Copy the complete listing exactly as shown.

********

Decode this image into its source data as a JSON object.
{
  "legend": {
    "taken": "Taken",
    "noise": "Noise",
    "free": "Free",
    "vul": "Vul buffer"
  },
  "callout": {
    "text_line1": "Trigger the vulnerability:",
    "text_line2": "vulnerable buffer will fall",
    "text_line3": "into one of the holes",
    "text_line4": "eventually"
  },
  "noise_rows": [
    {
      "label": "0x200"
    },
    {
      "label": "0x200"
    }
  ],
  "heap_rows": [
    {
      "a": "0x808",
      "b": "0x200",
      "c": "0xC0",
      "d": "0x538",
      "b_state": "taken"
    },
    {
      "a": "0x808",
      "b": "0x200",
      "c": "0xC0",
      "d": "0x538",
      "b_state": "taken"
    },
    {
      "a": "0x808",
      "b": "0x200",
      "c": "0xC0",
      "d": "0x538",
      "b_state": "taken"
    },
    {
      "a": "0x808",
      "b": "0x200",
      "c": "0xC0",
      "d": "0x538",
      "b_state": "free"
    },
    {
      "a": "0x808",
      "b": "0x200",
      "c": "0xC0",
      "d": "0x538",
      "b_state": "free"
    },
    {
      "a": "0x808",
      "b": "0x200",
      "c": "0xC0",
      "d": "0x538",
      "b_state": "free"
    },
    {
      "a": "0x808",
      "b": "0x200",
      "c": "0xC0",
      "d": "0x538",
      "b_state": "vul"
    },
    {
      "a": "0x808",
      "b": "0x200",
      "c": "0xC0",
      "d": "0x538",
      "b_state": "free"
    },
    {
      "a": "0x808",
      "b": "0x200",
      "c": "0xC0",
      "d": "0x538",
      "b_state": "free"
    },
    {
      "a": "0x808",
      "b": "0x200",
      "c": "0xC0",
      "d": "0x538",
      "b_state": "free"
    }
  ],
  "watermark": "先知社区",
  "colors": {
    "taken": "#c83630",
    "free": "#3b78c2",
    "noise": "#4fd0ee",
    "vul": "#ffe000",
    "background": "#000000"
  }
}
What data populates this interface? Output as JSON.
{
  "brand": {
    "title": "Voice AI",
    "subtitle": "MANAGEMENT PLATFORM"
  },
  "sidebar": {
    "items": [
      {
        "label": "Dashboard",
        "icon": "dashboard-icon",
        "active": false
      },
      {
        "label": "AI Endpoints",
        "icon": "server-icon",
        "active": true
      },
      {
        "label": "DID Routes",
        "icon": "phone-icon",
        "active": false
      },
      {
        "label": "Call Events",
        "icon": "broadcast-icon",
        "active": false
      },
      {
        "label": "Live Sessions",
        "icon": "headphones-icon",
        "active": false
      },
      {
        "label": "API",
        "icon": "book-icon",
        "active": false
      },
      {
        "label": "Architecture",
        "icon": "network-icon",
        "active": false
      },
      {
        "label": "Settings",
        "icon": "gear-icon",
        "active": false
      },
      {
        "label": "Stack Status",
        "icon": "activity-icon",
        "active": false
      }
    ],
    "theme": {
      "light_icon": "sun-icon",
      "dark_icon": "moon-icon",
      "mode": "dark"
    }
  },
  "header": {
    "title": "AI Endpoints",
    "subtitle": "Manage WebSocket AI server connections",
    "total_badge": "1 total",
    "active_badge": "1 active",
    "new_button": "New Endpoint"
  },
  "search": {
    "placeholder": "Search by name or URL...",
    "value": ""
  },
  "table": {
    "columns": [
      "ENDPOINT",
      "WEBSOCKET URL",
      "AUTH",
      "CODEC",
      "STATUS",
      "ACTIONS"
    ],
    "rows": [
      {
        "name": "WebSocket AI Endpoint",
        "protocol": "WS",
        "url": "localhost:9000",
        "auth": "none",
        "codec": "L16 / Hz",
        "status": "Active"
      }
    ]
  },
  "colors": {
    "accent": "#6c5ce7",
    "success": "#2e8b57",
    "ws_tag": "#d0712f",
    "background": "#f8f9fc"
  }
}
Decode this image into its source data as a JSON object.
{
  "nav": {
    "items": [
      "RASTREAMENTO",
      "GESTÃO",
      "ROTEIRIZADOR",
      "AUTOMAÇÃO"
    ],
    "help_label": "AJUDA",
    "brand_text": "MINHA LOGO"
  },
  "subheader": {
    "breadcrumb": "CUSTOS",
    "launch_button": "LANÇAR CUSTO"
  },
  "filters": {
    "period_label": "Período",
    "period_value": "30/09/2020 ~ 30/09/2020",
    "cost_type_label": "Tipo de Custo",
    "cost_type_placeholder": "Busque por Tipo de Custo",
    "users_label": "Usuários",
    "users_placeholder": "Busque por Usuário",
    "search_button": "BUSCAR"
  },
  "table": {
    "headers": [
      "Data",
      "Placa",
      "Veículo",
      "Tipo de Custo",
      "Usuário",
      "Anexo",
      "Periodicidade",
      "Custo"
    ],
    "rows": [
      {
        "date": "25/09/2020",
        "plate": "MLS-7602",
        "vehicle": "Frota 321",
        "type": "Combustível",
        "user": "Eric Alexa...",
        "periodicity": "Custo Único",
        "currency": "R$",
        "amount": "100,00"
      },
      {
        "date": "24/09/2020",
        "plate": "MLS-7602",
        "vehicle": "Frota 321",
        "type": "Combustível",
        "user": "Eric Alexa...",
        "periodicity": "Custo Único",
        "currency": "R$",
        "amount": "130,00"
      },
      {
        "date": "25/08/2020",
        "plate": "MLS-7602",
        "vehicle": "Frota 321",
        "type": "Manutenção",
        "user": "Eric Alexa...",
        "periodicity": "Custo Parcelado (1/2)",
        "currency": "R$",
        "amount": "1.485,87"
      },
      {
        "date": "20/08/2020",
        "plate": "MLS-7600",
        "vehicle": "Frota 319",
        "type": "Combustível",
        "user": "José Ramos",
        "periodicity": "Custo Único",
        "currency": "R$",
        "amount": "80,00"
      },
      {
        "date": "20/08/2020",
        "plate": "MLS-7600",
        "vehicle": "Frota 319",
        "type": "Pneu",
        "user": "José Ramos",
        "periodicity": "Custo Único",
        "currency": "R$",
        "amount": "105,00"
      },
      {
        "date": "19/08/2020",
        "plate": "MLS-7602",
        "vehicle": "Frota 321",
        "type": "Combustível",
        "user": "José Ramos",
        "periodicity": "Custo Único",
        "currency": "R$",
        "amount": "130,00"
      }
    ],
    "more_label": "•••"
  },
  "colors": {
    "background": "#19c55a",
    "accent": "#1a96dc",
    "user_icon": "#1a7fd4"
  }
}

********

Solution to the problem:
Decode this image into its source data as a JSON object.
{
  "legend": {
    "taken": "Taken",
    "noise": "Noise",
    "free": "Free",
    "vul": "Vul buffer"
  },
  "callout": {
    "text_line1": "Trigger the vulnerability:",
    "text_line2": "vulnerable buffer will fall",
    "text_line3": "into one of the holes",
    "text_line4": "eventually"
  },
  "noise_rows": [
    {
      "label": "0x200"
    },
    {
      "label": "0x200"
    }
  ],
  "heap_rows": [
    {
      "a": "0x808",
      "b": "0x200",
      "c": "0xC0",
      "d": "0x538",
      "b_state": "taken"
    },
    {
      "a": "0x808",
      "b": "0x200",
      "c": "0xC0",
      "d": "0x538",
      "b_state": "taken"
    },
    {
      "a": "0x808",
      "b": "0x200",
      "c": "0xC0",
      "d": "0x538",
      "b_state": "taken"
    },
    {
      "a": "0x808",
      "b": "0x200",
      "c": "0xC0",
      "d": "0x538",
      "b_state": "free"
    },
    {
      "a": "0x808",
      "b": "0x200",
      "c": "0xC0",
      "d": "0x538",
      "b_state": "free"
    },
    {
      "a": "0x808",
      "b": "0x200",
      "c": "0xC0",
      "d": "0x538",
      "b_state": "free"
    },
    {
      "a": "0x808",
      "b": "0x200",
      "c": "0xC0",
      "d": "0x538",
      "b_state": "vul"
    },
    {
      "a": "0x808",
      "b": "0x200",
      "c": "0xC0",
      "d": "0x538",
      "b_state": "free"
    },
    {
      "a": "0x808",
      "b": "0x200",
      "c": "0xC0",
      "d": "0x538",
      "b_state": "free"
    },
    {
      "a": "0x808",
      "b": "0x200",
      "c": "0xC0",
      "d": "0x538",
      "b_state": "free"
    }
  ],
  "watermark": "先知社区",
  "colors": {
    "taken": "#c83630",
    "free": "#3b78c2",
    "noise": "#4fd0ee",
    "vul": "#ffe000",
    "background": "#000000"
  }
}
What data populates this interface? Output as JSON.
{
  "brand": {
    "title": "Voice AI",
    "subtitle": "MANAGEMENT PLATFORM"
  },
  "sidebar": {
    "items": [
      {
        "label": "Dashboard",
        "icon": "dashboard-icon",
        "active": false
      },
      {
        "label": "AI Endpoints",
        "icon": "server-icon",
        "active": true
      },
      {
        "label": "DID Routes",
        "icon": "phone-icon",
        "active": false
      },
      {
        "label": "Call Events",
        "icon": "broadcast-icon",
        "active": false
      },
      {
        "label": "Live Sessions",
        "icon": "headphones-icon",
        "active": false
      },
      {
        "label": "API",
        "icon": "book-icon",
        "active": false
      },
      {
        "label": "Architecture",
        "icon": "network-icon",
        "active": false
      },
      {
        "label": "Settings",
        "icon": "gear-icon",
        "active": false
      },
      {
        "label": "Stack Status",
        "icon": "activity-icon",
        "active": false
      }
    ],
    "theme": {
      "light_icon": "sun-icon",
      "dark_icon": "moon-icon",
      "mode": "dark"
    }
  },
  "header": {
    "title": "AI Endpoints",
    "subtitle": "Manage WebSocket AI server connections",
    "total_badge": "1 total",
    "active_badge": "1 active",
    "new_button": "New Endpoint"
  },
  "search": {
    "placeholder": "Search by name or URL...",
    "value": ""
  },
  "table": {
    "columns": [
      "ENDPOINT",
      "WEBSOCKET URL",
      "AUTH",
      "CODEC",
      "STATUS",
      "ACTIONS"
    ],
    "rows": [
      {
        "name": "WebSocket AI Endpoint",
        "protocol": "WS",
        "url": "localhost:9000",
        "auth": "none",
        "codec": "L16 / Hz",
        "status": "Active"
      }
    ]
  },
  "colors": {
    "accent": "#6c5ce7",
    "success": "#2e8b57",
    "ws_tag": "#d0712f",
    "background": "#f8f9fc"
  }
}
Decode this image into its source data as a JSON object.
{
  "nav": {
    "items": [
      "RASTREAMENTO",
      "GESTÃO",
      "ROTEIRIZADOR",
      "AUTOMAÇÃO"
    ],
    "help_label": "AJUDA",
    "brand_text": "MINHA LOGO"
  },
  "subheader": {
    "breadcrumb": "CUSTOS",
    "launch_button": "LANÇAR CUSTO"
  },
  "filters": {
    "period_label": "Período",
    "period_value": "30/09/2020 ~ 30/09/2020",
    "cost_type_label": "Tipo de Custo",
    "cost_type_placeholder": "Busque por Tipo de Custo",
    "users_label": "Usuários",
    "users_placeholder": "Busque por Usuário",
    "search_button": "BUSCAR"
  },
  "table": {
    "headers": [
      "Data",
      "Placa",
      "Veículo",
      "Tipo de Custo",
      "Usuário",
      "Anexo",
      "Periodicidade",
      "Custo"
    ],
    "rows": [
      {
        "date": "25/09/2020",
        "plate": "MLS-7602",
        "vehicle": "Frota 321",
        "type": "Combustível",
        "user": "Eric Alexa...",
        "periodicity": "Custo Único",
        "currency": "R$",
        "amount": "100,00"
      },
      {
        "date": "24/09/2020",
        "plate": "MLS-7602",
        "vehicle": "Frota 321",
        "type": "Combustível",
        "user": "Eric Alexa...",
        "periodicity": "Custo Único",
        "currency": "R$",
        "amount": "130,00"
      },
      {
        "date": "25/08/2020",
        "plate": "MLS-7602",
        "vehicle": "Frota 321",
        "type": "Manutenção",
        "user": "Eric Alexa...",
        "periodicity": "Custo Parcelado (1/2)",
        "currency": "R$",
        "amount": "1.485,87"
      },
      {
        "date": "20/08/2020",
        "plate": "MLS-7600",
        "vehicle": "Frota 319",
        "type": "Combustível",
        "user": "José Ramos",
        "periodicity": "Custo Único",
        "currency": "R$",
        "amount": "80,00"
      },
      {
        "date": "20/08/2020",
        "plate": "MLS-7600",
        "vehicle": "Frota 319",
        "type": "Pneu",
        "user": "José Ramos",
        "periodicity": "Custo Único",
        "currency": "R$",
        "amount": "105,00"
      },
      {
        "date": "19/08/2020",
        "plate": "MLS-7602",
        "vehicle": "Frota 321",
        "type": "Combustível",
        "user": "José Ramos",
        "periodicity": "Custo Único",
        "currency": "R$",
        "amount": "130,00"
      }
    ],
    "more_label": "•••"
  },
  "colors": {
    "background": "#19c55a",
    "accent": "#1a96dc",
    "user_icon": "#1a7fd4"
  }
}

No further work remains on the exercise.